[SOURCE DATA Boundary: Start]

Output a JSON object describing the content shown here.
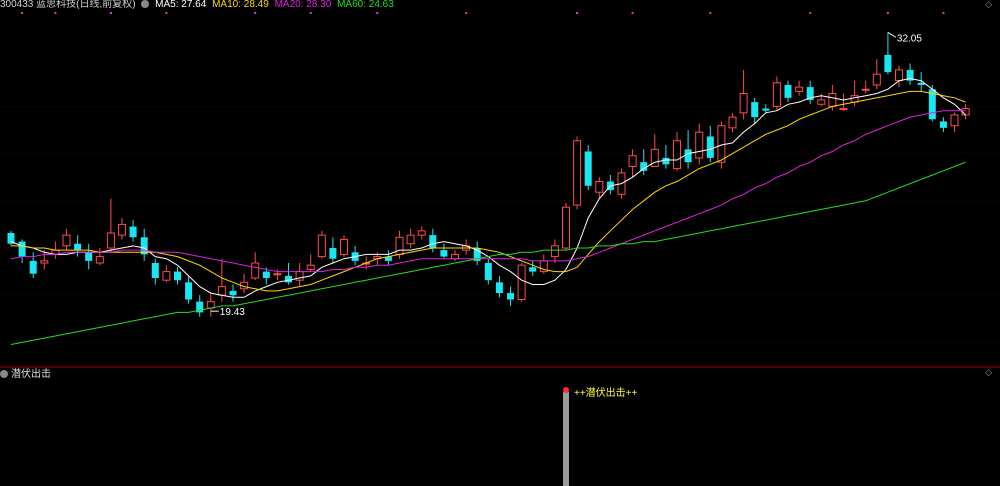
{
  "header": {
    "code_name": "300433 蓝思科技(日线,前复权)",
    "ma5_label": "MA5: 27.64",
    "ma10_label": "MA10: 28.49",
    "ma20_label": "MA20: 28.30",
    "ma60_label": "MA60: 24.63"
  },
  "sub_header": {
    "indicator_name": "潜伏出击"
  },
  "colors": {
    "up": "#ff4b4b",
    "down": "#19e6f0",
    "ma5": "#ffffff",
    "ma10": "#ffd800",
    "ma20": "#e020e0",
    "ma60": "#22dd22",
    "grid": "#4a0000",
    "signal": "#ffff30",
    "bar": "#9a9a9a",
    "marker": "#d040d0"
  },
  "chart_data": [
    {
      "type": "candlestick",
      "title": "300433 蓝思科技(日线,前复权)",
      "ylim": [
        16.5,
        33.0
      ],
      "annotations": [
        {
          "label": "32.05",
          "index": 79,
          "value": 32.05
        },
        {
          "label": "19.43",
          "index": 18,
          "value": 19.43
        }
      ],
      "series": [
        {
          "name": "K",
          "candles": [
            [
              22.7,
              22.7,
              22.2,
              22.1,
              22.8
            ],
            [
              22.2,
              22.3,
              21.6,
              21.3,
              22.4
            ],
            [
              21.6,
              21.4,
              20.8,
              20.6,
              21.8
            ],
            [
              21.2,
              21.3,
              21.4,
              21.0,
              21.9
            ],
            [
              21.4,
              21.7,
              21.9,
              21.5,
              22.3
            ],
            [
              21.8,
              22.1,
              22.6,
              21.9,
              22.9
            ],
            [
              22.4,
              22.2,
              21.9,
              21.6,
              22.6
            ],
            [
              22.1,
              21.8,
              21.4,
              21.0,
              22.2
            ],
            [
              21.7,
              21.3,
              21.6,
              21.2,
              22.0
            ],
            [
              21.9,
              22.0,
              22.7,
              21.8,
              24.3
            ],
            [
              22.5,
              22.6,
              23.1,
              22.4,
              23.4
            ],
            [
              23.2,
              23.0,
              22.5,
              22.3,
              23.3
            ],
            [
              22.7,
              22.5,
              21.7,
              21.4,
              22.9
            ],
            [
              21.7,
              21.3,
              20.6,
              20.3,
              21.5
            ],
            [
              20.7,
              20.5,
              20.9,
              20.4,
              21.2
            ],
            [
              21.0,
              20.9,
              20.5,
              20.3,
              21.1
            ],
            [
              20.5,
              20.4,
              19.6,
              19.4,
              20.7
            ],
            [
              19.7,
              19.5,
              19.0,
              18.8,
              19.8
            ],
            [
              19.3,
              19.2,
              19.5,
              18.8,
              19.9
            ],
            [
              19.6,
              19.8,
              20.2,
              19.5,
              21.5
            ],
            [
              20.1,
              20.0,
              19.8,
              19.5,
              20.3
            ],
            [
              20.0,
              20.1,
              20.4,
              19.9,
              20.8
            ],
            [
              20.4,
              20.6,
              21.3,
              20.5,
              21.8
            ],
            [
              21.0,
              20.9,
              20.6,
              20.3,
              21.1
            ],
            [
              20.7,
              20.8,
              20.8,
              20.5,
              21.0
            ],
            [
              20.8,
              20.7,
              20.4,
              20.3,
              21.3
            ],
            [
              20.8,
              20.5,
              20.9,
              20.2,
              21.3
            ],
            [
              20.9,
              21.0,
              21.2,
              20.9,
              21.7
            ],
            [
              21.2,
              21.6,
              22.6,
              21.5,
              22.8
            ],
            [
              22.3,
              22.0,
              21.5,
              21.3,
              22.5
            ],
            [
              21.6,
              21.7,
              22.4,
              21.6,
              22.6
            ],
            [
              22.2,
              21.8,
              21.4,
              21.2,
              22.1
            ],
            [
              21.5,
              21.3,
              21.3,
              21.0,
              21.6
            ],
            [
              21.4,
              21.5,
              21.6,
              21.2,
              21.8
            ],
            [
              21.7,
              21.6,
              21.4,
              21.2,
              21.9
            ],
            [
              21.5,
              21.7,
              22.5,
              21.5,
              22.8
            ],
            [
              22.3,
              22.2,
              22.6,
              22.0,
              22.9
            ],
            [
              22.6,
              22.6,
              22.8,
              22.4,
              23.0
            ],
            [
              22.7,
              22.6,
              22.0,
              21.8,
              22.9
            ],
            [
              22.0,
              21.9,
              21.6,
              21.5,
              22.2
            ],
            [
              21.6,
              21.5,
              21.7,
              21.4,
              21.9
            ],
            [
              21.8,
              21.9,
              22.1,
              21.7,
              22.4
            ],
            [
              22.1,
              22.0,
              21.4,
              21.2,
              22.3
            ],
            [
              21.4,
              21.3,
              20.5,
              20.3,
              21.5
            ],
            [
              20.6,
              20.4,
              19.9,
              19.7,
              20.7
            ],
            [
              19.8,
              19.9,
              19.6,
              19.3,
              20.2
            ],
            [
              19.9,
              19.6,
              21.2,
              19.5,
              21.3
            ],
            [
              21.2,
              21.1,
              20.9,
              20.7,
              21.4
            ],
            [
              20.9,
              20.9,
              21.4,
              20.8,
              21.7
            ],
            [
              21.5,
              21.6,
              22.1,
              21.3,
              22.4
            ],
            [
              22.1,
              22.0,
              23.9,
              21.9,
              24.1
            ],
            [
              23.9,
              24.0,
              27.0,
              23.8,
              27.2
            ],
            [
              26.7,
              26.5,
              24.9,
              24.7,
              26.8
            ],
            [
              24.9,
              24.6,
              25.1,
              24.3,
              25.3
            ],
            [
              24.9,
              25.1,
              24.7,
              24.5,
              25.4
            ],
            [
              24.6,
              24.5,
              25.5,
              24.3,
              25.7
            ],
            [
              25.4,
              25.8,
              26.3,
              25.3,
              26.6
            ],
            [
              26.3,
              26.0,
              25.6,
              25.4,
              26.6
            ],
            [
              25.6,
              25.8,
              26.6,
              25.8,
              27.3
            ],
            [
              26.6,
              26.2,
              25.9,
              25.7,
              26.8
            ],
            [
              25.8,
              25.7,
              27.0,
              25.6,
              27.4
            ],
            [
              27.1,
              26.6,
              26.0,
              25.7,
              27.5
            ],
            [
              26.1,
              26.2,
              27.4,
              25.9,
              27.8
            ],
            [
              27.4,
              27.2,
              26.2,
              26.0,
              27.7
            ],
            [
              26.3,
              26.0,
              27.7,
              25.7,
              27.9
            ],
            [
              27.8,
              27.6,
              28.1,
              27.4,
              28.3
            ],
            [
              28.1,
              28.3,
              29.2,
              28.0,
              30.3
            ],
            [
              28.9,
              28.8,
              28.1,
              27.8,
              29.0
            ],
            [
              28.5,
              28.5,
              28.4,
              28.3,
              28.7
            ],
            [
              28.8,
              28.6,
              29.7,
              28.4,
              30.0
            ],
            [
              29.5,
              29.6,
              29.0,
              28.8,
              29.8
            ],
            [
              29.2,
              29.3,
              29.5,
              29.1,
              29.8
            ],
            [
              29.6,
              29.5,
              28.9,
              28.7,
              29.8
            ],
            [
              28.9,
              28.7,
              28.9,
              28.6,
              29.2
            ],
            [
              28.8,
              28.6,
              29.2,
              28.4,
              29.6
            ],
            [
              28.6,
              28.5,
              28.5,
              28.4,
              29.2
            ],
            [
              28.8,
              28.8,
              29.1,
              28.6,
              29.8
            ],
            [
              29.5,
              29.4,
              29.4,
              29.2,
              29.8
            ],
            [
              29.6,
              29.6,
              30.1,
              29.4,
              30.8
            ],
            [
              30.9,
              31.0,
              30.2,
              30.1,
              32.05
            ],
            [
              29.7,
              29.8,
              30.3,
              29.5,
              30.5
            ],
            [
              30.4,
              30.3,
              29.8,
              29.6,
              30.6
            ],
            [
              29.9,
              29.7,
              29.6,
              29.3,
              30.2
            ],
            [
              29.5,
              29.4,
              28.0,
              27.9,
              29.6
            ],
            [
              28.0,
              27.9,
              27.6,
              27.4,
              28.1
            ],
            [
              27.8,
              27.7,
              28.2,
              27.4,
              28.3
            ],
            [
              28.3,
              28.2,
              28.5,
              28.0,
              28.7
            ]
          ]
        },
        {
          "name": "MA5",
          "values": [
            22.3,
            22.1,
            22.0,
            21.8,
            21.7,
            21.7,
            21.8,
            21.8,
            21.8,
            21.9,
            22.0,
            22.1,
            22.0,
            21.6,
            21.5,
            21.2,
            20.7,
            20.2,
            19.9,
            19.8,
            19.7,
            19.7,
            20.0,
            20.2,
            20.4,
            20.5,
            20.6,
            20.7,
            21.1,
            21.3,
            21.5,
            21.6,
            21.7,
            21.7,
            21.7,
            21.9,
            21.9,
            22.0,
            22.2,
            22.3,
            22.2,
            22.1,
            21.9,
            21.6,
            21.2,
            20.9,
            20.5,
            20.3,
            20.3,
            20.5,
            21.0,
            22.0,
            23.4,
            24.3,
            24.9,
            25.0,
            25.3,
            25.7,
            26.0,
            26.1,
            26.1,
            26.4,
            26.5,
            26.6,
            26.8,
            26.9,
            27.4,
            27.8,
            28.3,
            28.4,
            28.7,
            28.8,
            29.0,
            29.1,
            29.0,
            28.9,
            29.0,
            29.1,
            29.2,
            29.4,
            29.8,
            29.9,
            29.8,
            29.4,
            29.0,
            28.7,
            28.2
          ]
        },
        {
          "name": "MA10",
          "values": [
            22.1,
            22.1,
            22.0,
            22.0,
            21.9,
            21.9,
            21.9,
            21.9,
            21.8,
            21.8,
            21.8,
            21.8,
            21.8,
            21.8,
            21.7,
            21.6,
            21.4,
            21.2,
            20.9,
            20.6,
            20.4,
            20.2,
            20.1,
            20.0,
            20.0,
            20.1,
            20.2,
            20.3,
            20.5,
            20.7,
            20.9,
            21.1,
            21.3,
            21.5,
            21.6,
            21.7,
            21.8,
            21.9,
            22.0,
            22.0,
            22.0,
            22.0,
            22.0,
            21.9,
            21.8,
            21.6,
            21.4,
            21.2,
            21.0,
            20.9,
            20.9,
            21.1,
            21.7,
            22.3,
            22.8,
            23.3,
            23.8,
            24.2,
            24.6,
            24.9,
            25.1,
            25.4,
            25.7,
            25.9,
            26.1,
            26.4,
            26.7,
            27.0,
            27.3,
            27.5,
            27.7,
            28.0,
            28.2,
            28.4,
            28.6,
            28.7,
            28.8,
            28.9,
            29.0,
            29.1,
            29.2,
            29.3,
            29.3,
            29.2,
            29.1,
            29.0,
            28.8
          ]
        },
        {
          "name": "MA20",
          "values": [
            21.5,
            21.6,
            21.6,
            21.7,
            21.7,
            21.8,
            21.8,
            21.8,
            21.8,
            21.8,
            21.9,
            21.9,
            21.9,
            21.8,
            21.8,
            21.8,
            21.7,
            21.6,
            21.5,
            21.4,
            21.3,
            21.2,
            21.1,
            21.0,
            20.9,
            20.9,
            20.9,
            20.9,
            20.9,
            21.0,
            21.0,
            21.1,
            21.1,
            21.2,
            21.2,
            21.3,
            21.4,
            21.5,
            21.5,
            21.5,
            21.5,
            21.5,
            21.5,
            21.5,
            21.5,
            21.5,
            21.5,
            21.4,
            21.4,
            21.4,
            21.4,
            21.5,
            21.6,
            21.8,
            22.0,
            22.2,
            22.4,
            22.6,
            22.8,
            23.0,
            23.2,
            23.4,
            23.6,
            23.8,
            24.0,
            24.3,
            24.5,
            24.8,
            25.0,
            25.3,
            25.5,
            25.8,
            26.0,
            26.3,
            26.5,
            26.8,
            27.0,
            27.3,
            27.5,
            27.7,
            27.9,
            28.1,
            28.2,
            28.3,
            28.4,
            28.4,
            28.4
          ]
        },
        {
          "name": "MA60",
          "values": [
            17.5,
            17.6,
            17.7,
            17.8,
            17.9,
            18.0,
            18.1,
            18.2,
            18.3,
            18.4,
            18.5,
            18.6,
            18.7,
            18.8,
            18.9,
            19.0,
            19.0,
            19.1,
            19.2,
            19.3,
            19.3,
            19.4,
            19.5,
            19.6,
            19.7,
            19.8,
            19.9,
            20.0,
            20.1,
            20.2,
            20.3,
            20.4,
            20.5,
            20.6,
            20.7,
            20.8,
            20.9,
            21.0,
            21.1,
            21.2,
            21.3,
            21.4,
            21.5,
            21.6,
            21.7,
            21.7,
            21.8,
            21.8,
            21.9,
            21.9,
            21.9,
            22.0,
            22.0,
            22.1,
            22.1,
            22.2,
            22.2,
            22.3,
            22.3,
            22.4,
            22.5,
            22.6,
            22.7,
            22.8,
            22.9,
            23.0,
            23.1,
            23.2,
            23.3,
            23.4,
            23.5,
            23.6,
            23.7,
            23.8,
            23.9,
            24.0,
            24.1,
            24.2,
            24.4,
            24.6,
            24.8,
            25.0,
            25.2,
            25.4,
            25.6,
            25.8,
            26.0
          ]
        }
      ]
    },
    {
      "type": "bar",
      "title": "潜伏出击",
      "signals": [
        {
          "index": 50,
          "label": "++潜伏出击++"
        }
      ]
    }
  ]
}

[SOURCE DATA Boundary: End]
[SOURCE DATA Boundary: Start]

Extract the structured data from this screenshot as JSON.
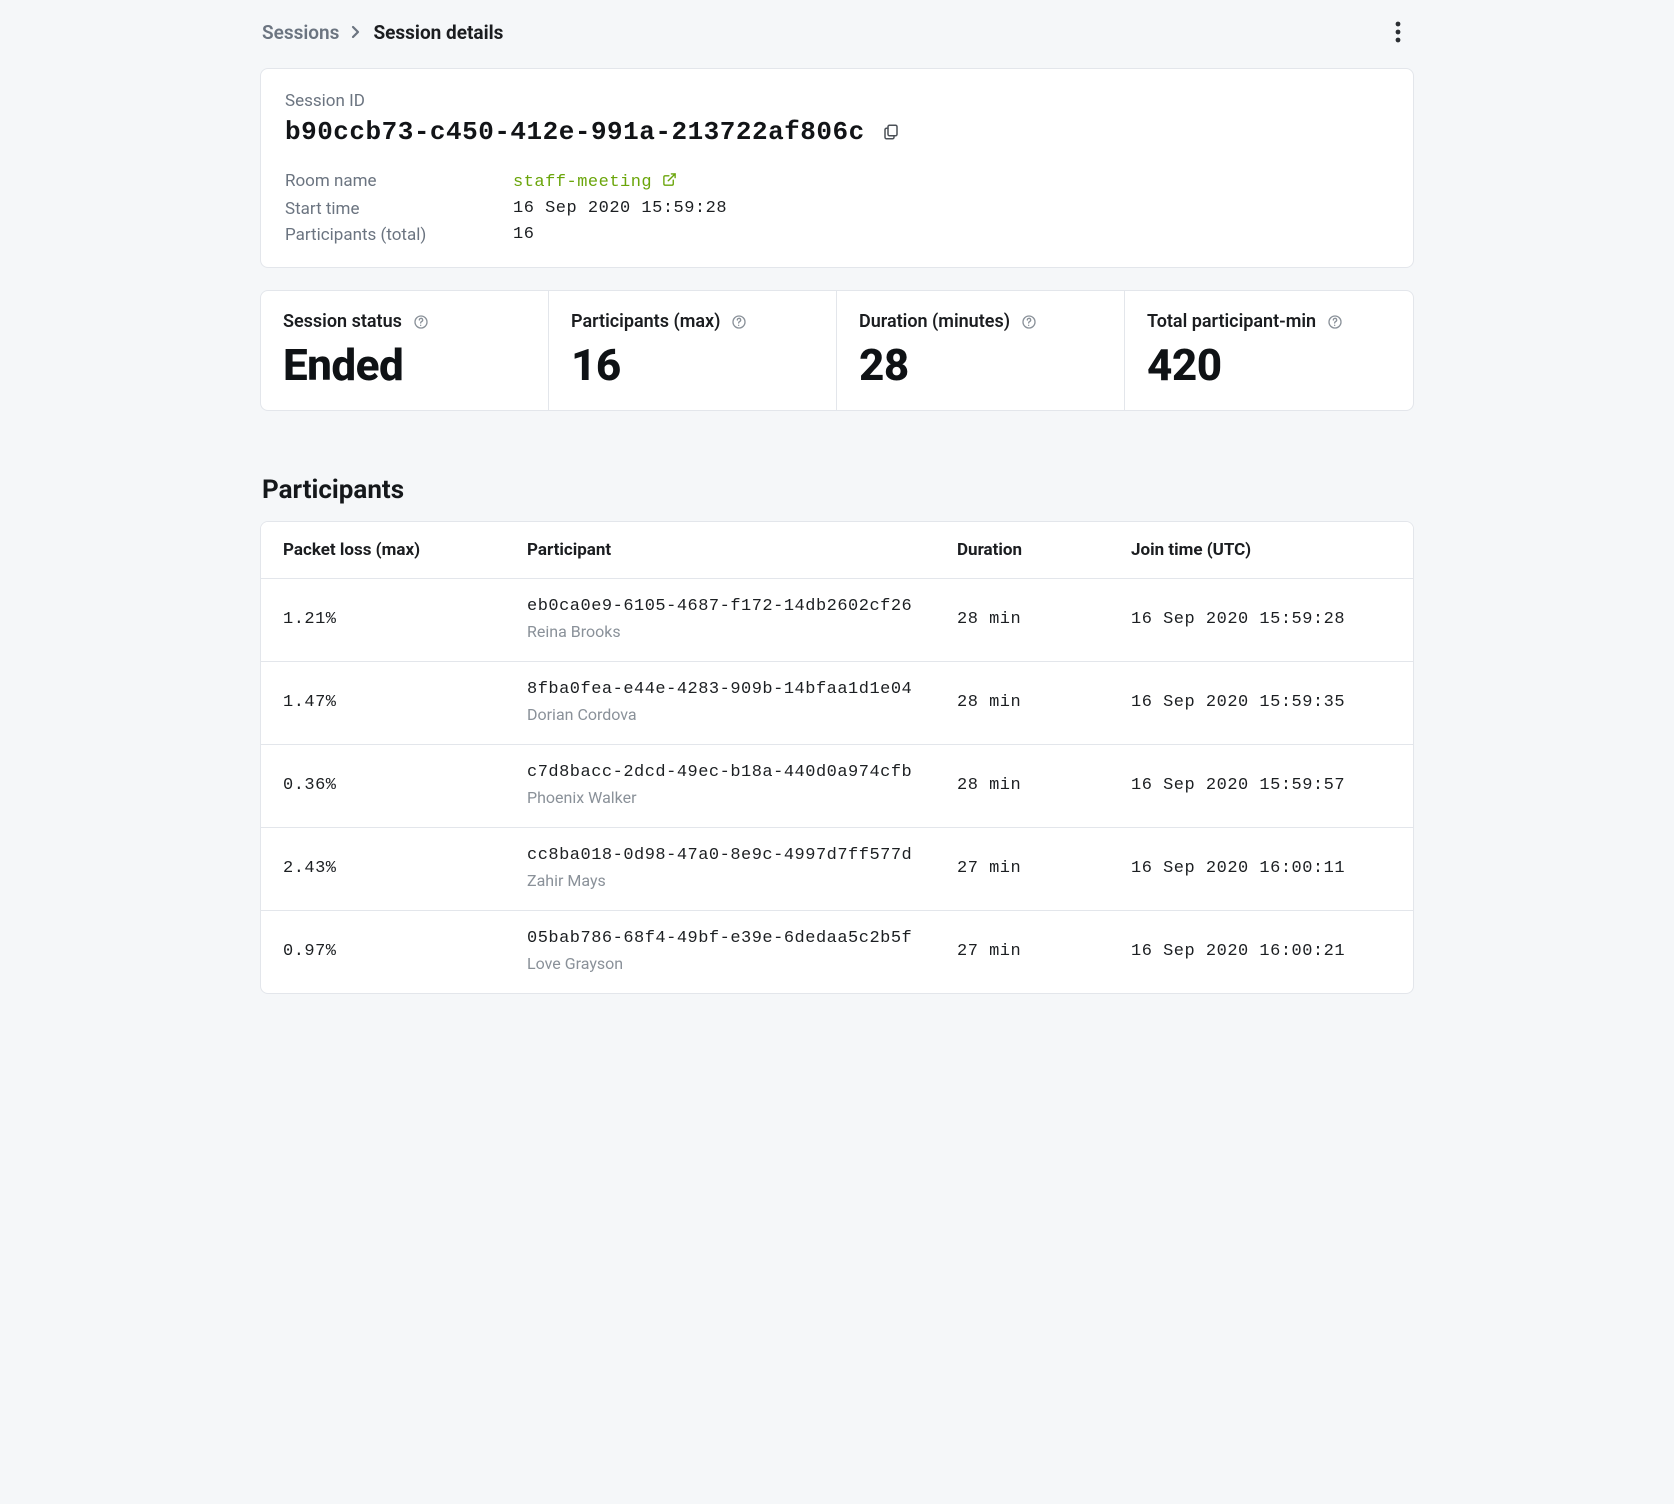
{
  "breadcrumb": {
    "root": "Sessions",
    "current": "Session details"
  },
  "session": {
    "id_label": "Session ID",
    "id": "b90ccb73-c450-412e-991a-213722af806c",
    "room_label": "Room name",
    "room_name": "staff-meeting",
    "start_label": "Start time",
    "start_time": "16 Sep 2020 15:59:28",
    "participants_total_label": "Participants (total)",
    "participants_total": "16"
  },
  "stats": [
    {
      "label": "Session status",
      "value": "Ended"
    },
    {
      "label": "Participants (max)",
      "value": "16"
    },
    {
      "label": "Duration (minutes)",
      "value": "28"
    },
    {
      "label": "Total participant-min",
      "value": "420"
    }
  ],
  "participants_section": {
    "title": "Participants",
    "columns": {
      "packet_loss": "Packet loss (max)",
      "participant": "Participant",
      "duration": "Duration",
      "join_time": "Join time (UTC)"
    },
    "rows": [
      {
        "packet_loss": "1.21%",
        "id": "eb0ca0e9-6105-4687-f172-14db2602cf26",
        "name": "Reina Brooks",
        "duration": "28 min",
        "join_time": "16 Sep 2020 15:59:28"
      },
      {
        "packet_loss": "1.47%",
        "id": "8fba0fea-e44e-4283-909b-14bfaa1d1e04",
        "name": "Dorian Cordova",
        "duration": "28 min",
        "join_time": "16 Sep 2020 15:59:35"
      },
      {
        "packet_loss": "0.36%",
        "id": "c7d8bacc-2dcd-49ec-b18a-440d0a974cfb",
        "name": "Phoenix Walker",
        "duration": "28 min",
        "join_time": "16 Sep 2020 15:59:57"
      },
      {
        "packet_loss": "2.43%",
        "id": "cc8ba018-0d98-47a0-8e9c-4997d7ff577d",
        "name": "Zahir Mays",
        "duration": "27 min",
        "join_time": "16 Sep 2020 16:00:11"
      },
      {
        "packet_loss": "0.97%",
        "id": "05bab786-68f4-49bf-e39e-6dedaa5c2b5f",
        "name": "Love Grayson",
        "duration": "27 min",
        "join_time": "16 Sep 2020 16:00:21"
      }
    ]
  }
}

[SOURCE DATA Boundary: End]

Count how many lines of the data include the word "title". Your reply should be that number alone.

3